Cherry Hill sixth- and seventh-grade students will not be pulling double-duty in language arts for at least one more year.
Administrators in Cherry Hill Public Schools have decided to not move forward with a proposal from the principals of the three middle schools to increase language arts classes from 45 to 100 minutes for sixth- and seventh-grade students for next year.
Assistant Superintendent Joseph Meloche said the district is opting to take a step back and look more closely at the middle school principals’ proposal.
“We really need the time to study this in-depth,” Meloche said.
At the board of education curriculum and instruction subcommittee meeting on March 2, a proposal was brought forward to double language arts instruction in a similar fashion to a pilot program in place for Beck Middle School’s sixth grade.
In 2012–13, the school district began the pilot program at Beck to increase students’ growth in reading, provide more one-on-one time between students and their language arts teachers and increase the depth of students’ reading experiences across many genres.
To make room for a double period of language arts, the three principals proposed making world language an “exploratory” class where it would join art, music and STEM classes in only being taught for one-quarter of the school year rather than full-time.
The district decided not to move forward with the proposal because of numerous questions and concerns from board members and parents. One of the larger concerns with parents was having world language as an exploratory class.

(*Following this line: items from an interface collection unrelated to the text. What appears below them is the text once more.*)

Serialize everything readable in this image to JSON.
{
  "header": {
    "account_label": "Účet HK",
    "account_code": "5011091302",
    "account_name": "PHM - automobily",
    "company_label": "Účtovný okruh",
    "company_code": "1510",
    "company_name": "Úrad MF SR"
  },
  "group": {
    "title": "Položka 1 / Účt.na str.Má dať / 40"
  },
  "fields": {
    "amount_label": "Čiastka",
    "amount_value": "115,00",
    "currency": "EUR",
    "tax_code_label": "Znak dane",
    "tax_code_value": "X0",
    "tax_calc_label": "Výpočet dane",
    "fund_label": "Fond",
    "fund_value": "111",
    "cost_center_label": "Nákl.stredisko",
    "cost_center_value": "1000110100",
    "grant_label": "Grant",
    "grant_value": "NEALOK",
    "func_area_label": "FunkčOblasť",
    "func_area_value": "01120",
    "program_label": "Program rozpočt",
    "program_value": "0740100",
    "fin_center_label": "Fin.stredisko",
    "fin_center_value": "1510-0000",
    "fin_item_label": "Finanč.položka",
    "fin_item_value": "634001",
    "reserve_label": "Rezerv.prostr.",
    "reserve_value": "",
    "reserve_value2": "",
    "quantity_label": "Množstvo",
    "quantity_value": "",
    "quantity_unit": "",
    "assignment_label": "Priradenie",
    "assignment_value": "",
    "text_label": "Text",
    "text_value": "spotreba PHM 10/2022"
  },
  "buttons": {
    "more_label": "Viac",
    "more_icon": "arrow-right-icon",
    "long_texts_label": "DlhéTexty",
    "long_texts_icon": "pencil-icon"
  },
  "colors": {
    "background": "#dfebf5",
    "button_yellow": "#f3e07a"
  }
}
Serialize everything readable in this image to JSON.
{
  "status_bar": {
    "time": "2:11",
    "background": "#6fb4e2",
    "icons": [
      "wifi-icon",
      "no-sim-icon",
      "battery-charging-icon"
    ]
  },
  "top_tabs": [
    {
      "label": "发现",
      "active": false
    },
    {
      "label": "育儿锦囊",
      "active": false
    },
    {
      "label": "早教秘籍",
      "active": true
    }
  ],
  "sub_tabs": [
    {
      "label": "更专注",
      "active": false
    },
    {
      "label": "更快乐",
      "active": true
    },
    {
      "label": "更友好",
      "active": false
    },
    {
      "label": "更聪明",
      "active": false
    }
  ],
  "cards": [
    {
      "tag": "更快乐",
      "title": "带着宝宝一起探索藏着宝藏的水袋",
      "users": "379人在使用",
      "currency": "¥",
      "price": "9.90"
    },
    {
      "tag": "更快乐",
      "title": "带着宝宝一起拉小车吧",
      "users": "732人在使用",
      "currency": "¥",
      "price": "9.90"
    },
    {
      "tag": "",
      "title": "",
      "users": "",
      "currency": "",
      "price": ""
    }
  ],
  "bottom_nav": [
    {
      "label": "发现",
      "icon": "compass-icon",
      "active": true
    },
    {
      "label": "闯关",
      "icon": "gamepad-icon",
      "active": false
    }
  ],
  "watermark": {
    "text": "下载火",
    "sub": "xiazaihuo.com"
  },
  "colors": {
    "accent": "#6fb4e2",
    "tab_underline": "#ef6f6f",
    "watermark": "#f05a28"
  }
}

Parent Austin Cohen said the district should be striving to enrich students across all subject areas rather than just language arts and math.
“Foreign language may help with understanding and testing,” he said.
Another parent, Lisa Cohen, was similarly upset about reducing world language instruction time, saying a full-year class is necessary with the ever-growing global world.
As part of the proposal, the school district surveyed a number of surrounding school districts, including Haddonfield, Collingswood, Voorhees, Marlton and Mt. Laurel. None of those school districts offered world language class on a daily basis.
Concerns were also raised with the effectiveness of the program. According to the district’s data, students participating in Beck’s pilot program say their proficiency scores in language arts increased much more than their peers at Carusi and Rosa middle schools.
However, some board members felt more data was needed, particularly to see if the growth was being sustained through middle school and into high school. Board member Lisa Saidel suggested they look at this year’ Beck eighth grade, the first class to participate in the pilot program, and see if they go into high school next year better prepared than previous eighth-grade students.
Board member Sherrie Cohen was concerned about the growth of minority students. She said data she looked at found 48 percent of minority students in sixth grade at Beck were not proficient in language arts.
“We’re still missing the mark with our minority population,” she said.
Austin Cohen felt increasing language arts instruction wasn’t going to fix the school’s proficiency scores in the long-term. He felt the district should put a greater focus on improving literacy in elementary school.
“The problem is we need to make the students better readers in the elementary schools,” he said.
The district hasn’t completely ruled out increasing language arts instruction in the future. Meloche said a committee consisting of administrators and staff from all three middle schools as well as their respective PTAs will be formed in the coming months and will meet to see where the district can move forward. Meloche added the pilot program will continue in Beck’s sixth grade in 2015–16.